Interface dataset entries
□ □ □ □ □

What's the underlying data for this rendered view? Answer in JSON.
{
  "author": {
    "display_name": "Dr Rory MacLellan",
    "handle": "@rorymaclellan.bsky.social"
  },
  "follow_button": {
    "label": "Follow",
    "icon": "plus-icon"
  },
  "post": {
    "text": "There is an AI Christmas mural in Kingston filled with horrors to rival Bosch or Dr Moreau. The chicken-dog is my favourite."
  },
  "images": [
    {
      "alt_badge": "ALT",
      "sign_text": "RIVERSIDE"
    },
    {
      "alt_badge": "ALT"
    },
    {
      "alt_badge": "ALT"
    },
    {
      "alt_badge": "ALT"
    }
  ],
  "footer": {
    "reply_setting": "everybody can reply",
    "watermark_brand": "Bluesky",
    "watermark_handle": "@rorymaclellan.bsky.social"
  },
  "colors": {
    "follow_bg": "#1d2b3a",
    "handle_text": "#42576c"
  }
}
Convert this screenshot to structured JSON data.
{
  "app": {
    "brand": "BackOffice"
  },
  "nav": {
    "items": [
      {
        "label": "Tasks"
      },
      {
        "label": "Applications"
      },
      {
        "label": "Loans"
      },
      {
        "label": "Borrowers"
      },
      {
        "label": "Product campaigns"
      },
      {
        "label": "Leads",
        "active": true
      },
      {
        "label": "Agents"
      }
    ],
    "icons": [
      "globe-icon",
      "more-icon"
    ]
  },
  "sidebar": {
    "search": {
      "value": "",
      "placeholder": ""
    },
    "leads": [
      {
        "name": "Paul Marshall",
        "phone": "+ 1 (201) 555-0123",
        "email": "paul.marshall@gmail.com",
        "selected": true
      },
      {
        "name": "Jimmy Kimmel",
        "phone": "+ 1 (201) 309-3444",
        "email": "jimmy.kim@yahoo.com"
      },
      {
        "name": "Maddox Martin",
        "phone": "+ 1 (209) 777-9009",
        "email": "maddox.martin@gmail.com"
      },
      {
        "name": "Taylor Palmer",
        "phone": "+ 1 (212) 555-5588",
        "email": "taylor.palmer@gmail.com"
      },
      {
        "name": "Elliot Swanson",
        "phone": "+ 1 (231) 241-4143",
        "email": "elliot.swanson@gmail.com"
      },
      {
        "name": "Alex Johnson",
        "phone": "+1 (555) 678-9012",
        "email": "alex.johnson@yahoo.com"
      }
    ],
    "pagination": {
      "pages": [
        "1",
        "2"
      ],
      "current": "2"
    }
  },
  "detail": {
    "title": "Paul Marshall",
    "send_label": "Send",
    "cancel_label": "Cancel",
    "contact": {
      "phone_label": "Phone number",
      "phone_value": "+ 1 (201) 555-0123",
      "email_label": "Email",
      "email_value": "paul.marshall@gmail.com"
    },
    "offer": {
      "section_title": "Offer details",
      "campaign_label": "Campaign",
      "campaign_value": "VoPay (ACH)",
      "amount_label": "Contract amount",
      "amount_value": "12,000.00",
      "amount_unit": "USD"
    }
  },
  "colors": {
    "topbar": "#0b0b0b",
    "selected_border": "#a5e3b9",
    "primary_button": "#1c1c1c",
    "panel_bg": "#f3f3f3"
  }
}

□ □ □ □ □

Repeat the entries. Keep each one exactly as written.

● RESULT OF THE EXERCISE:
What's the underlying data for this rendered view? Answer in JSON.
{
  "author": {
    "display_name": "Dr Rory MacLellan",
    "handle": "@rorymaclellan.bsky.social"
  },
  "follow_button": {
    "label": "Follow",
    "icon": "plus-icon"
  },
  "post": {
    "text": "There is an AI Christmas mural in Kingston filled with horrors to rival Bosch or Dr Moreau. The chicken-dog is my favourite."
  },
  "images": [
    {
      "alt_badge": "ALT",
      "sign_text": "RIVERSIDE"
    },
    {
      "alt_badge": "ALT"
    },
    {
      "alt_badge": "ALT"
    },
    {
      "alt_badge": "ALT"
    }
  ],
  "footer": {
    "reply_setting": "everybody can reply",
    "watermark_brand": "Bluesky",
    "watermark_handle": "@rorymaclellan.bsky.social"
  },
  "colors": {
    "follow_bg": "#1d2b3a",
    "handle_text": "#42576c"
  }
}
Convert this screenshot to structured JSON data.
{
  "app": {
    "brand": "BackOffice"
  },
  "nav": {
    "items": [
      {
        "label": "Tasks"
      },
      {
        "label": "Applications"
      },
      {
        "label": "Loans"
      },
      {
        "label": "Borrowers"
      },
      {
        "label": "Product campaigns"
      },
      {
        "label": "Leads",
        "active": true
      },
      {
        "label": "Agents"
      }
    ],
    "icons": [
      "globe-icon",
      "more-icon"
    ]
  },
  "sidebar": {
    "search": {
      "value": "",
      "placeholder": ""
    },
    "leads": [
      {
        "name": "Paul Marshall",
        "phone": "+ 1 (201) 555-0123",
        "email": "paul.marshall@gmail.com",
        "selected": true
      },
      {
        "name": "Jimmy Kimmel",
        "phone": "+ 1 (201) 309-3444",
        "email": "jimmy.kim@yahoo.com"
      },
      {
        "name": "Maddox Martin",
        "phone": "+ 1 (209) 777-9009",
        "email": "maddox.martin@gmail.com"
      },
      {
        "name": "Taylor Palmer",
        "phone": "+ 1 (212) 555-5588",
        "email": "taylor.palmer@gmail.com"
      },
      {
        "name": "Elliot Swanson",
        "phone": "+ 1 (231) 241-4143",
        "email": "elliot.swanson@gmail.com"
      },
      {
        "name": "Alex Johnson",
        "phone": "+1 (555) 678-9012",
        "email": "alex.johnson@yahoo.com"
      }
    ],
    "pagination": {
      "pages": [
        "1",
        "2"
      ],
      "current": "2"
    }
  },
  "detail": {
    "title": "Paul Marshall",
    "send_label": "Send",
    "cancel_label": "Cancel",
    "contact": {
      "phone_label": "Phone number",
      "phone_value": "+ 1 (201) 555-0123",
      "email_label": "Email",
      "email_value": "paul.marshall@gmail.com"
    },
    "offer": {
      "section_title": "Offer details",
      "campaign_label": "Campaign",
      "campaign_value": "VoPay (ACH)",
      "amount_label": "Contract amount",
      "amount_value": "12,000.00",
      "amount_unit": "USD"
    }
  },
  "colors": {
    "topbar": "#0b0b0b",
    "selected_border": "#a5e3b9",
    "primary_button": "#1c1c1c",
    "panel_bg": "#f3f3f3"
  }
}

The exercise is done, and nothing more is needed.